All in all, he’s been making great strides. For example, Nir has recently raised $50 million from investors like Venture Partners, Aspect Ventures, Cisco Investments, Icon Ventures and Norwest Venture Partners.
“You don’t want to go full frontal assault against a big vendor,” said Nir. “They will crush you, their partners will ignore you, and customers may lack the confidence to try out a new vendor. The trick is to design what we call the ‘helper app.’”
The strategy involves finding a gap in an incumbent’s product line and create something that will augment it. This essentially makes you a friend, not a foe.
To this end, Nir initially built an analytics layer on top of existing platforms to help with cyber fraud. “And it worked out,” he said. “We became partners with the major players. We talked to their partners, sold to their customers.”
But of course, this strategy must go to the next level if a company is to get to scale. “We poured the profits from the helper app back into engineering, building our next-gen SIEM platform,” said Nir. “Not only did the sales fund development, but we had access to customers who were using all the major SIEM platforms. We had a front-row seat and saw all the problems these customers were having with the legacy products. Needless to say, the big SIEM vendors weren’t pleased, but we had enough sales and momentum to go it alone. Also, we knew from experience how much better our next-gen platform was. When we launched our SIEM, we already had customers committed.”

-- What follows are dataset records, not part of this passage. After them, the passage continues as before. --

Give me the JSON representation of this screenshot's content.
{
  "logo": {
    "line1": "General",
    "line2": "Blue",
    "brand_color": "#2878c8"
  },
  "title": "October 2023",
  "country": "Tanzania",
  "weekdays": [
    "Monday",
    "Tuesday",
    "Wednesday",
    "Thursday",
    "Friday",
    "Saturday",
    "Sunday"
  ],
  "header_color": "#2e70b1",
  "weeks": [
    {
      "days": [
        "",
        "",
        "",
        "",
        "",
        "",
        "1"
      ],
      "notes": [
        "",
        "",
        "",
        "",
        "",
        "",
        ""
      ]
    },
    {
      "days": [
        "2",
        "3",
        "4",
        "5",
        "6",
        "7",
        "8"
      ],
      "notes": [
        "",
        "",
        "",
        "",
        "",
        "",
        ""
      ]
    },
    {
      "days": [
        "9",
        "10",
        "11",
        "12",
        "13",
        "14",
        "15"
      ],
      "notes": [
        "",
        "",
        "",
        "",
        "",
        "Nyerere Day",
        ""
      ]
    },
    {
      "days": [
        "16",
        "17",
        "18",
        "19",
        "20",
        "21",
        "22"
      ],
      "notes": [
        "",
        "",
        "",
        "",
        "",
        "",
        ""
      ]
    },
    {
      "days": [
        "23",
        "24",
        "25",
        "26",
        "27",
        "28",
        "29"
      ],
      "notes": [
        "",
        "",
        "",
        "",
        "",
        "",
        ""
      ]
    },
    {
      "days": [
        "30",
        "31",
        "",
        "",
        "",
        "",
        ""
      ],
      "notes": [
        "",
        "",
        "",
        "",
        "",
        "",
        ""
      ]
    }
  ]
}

When it comes to the product, there are three key areas to differentiate on: speed, cost and east-of-use. Keep in mind that it is unrealistic to score high on all. Yet you still need to have at least one where you standout.
“Think of Uber,” said Frank. “It isn’t that much cheaper, and sometimes actually costs much more with surge pricing, but the ease of use and the assurance of actually getting a car is dramatically better than hailing a cab. The digital experience is so compelling that it can in part overcome issues such as cost. Modern consumers pay much more for way less hassle.”